(Website and app data records)
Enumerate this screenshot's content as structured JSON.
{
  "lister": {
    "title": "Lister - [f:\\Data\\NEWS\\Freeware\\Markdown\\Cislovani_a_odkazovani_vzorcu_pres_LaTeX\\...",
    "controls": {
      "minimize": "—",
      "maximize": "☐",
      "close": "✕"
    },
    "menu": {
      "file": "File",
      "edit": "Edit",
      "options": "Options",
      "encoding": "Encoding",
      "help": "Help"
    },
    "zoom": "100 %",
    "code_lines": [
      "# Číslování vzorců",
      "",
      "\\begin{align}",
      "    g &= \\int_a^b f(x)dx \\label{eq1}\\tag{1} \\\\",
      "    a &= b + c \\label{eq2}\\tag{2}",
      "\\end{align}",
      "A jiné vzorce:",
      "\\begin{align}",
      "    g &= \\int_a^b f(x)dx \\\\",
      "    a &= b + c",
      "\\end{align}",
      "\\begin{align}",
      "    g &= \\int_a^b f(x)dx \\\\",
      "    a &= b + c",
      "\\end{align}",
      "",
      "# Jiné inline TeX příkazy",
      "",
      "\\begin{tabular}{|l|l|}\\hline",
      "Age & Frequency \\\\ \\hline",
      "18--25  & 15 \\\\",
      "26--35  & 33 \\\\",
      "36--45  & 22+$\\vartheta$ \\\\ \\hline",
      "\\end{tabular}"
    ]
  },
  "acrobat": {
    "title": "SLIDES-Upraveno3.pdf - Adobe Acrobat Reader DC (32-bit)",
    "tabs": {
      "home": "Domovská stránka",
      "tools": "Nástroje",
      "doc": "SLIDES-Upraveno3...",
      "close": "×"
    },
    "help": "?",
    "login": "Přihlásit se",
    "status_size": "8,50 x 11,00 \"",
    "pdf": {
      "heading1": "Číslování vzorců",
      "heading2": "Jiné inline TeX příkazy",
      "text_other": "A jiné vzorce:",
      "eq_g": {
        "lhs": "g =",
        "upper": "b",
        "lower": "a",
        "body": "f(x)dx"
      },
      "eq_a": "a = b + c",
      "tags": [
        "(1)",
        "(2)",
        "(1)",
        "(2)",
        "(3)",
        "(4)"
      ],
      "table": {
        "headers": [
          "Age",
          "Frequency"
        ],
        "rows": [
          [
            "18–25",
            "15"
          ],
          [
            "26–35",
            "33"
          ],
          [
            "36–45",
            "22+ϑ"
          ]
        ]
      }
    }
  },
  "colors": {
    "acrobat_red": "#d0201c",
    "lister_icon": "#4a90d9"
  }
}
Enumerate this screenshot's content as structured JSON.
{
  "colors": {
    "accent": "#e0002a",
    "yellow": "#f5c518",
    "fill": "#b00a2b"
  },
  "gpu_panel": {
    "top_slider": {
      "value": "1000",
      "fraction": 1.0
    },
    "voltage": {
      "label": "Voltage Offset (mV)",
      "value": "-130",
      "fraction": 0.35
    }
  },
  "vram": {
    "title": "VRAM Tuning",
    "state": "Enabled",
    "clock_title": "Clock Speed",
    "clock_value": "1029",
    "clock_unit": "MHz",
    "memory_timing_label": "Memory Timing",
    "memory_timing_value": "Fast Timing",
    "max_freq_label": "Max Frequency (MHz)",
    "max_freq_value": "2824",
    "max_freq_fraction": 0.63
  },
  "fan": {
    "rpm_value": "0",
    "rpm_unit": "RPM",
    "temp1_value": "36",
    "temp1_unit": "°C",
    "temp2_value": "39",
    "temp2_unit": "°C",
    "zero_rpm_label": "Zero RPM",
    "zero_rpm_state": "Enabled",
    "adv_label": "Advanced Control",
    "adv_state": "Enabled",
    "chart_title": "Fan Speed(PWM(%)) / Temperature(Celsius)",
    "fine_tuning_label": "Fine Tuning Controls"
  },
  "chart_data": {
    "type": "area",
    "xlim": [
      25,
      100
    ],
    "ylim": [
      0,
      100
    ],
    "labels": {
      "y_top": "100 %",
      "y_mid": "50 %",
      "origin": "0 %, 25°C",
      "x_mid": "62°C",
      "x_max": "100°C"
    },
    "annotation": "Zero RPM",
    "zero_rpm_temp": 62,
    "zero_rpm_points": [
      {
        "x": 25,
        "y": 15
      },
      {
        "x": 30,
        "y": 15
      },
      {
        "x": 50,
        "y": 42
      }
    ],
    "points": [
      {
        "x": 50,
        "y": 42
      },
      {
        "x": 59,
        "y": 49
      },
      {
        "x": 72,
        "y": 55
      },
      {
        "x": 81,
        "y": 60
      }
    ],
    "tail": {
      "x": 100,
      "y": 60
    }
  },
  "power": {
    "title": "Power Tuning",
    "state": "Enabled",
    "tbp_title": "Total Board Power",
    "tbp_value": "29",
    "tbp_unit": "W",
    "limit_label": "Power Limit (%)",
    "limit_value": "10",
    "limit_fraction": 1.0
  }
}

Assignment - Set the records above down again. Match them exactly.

Exercise solution -
Enumerate this screenshot's content as structured JSON.
{
  "lister": {
    "title": "Lister - [f:\\Data\\NEWS\\Freeware\\Markdown\\Cislovani_a_odkazovani_vzorcu_pres_LaTeX\\...",
    "controls": {
      "minimize": "—",
      "maximize": "☐",
      "close": "✕"
    },
    "menu": {
      "file": "File",
      "edit": "Edit",
      "options": "Options",
      "encoding": "Encoding",
      "help": "Help"
    },
    "zoom": "100 %",
    "code_lines": [
      "# Číslování vzorců",
      "",
      "\\begin{align}",
      "    g &= \\int_a^b f(x)dx \\label{eq1}\\tag{1} \\\\",
      "    a &= b + c \\label{eq2}\\tag{2}",
      "\\end{align}",
      "A jiné vzorce:",
      "\\begin{align}",
      "    g &= \\int_a^b f(x)dx \\\\",
      "    a &= b + c",
      "\\end{align}",
      "\\begin{align}",
      "    g &= \\int_a^b f(x)dx \\\\",
      "    a &= b + c",
      "\\end{align}",
      "",
      "# Jiné inline TeX příkazy",
      "",
      "\\begin{tabular}{|l|l|}\\hline",
      "Age & Frequency \\\\ \\hline",
      "18--25  & 15 \\\\",
      "26--35  & 33 \\\\",
      "36--45  & 22+$\\vartheta$ \\\\ \\hline",
      "\\end{tabular}"
    ]
  },
  "acrobat": {
    "title": "SLIDES-Upraveno3.pdf - Adobe Acrobat Reader DC (32-bit)",
    "tabs": {
      "home": "Domovská stránka",
      "tools": "Nástroje",
      "doc": "SLIDES-Upraveno3...",
      "close": "×"
    },
    "help": "?",
    "login": "Přihlásit se",
    "status_size": "8,50 x 11,00 \"",
    "pdf": {
      "heading1": "Číslování vzorců",
      "heading2": "Jiné inline TeX příkazy",
      "text_other": "A jiné vzorce:",
      "eq_g": {
        "lhs": "g =",
        "upper": "b",
        "lower": "a",
        "body": "f(x)dx"
      },
      "eq_a": "a = b + c",
      "tags": [
        "(1)",
        "(2)",
        "(1)",
        "(2)",
        "(3)",
        "(4)"
      ],
      "table": {
        "headers": [
          "Age",
          "Frequency"
        ],
        "rows": [
          [
            "18–25",
            "15"
          ],
          [
            "26–35",
            "33"
          ],
          [
            "36–45",
            "22+ϑ"
          ]
        ]
      }
    }
  },
  "colors": {
    "acrobat_red": "#d0201c",
    "lister_icon": "#4a90d9"
  }
}
Enumerate this screenshot's content as structured JSON.
{
  "colors": {
    "accent": "#e0002a",
    "yellow": "#f5c518",
    "fill": "#b00a2b"
  },
  "gpu_panel": {
    "top_slider": {
      "value": "1000",
      "fraction": 1.0
    },
    "voltage": {
      "label": "Voltage Offset (mV)",
      "value": "-130",
      "fraction": 0.35
    }
  },
  "vram": {
    "title": "VRAM Tuning",
    "state": "Enabled",
    "clock_title": "Clock Speed",
    "clock_value": "1029",
    "clock_unit": "MHz",
    "memory_timing_label": "Memory Timing",
    "memory_timing_value": "Fast Timing",
    "max_freq_label": "Max Frequency (MHz)",
    "max_freq_value": "2824",
    "max_freq_fraction": 0.63
  },
  "fan": {
    "rpm_value": "0",
    "rpm_unit": "RPM",
    "temp1_value": "36",
    "temp1_unit": "°C",
    "temp2_value": "39",
    "temp2_unit": "°C",
    "zero_rpm_label": "Zero RPM",
    "zero_rpm_state": "Enabled",
    "adv_label": "Advanced Control",
    "adv_state": "Enabled",
    "chart_title": "Fan Speed(PWM(%)) / Temperature(Celsius)",
    "fine_tuning_label": "Fine Tuning Controls"
  },
  "chart_data": {
    "type": "area",
    "xlim": [
      25,
      100
    ],
    "ylim": [
      0,
      100
    ],
    "labels": {
      "y_top": "100 %",
      "y_mid": "50 %",
      "origin": "0 %, 25°C",
      "x_mid": "62°C",
      "x_max": "100°C"
    },
    "annotation": "Zero RPM",
    "zero_rpm_temp": 62,
    "zero_rpm_points": [
      {
        "x": 25,
        "y": 15
      },
      {
        "x": 30,
        "y": 15
      },
      {
        "x": 50,
        "y": 42
      }
    ],
    "points": [
      {
        "x": 50,
        "y": 42
      },
      {
        "x": 59,
        "y": 49
      },
      {
        "x": 72,
        "y": 55
      },
      {
        "x": 81,
        "y": 60
      }
    ],
    "tail": {
      "x": 100,
      "y": 60
    }
  },
  "power": {
    "title": "Power Tuning",
    "state": "Enabled",
    "tbp_title": "Total Board Power",
    "tbp_value": "29",
    "tbp_unit": "W",
    "limit_label": "Power Limit (%)",
    "limit_value": "10",
    "limit_fraction": 1.0
  }
}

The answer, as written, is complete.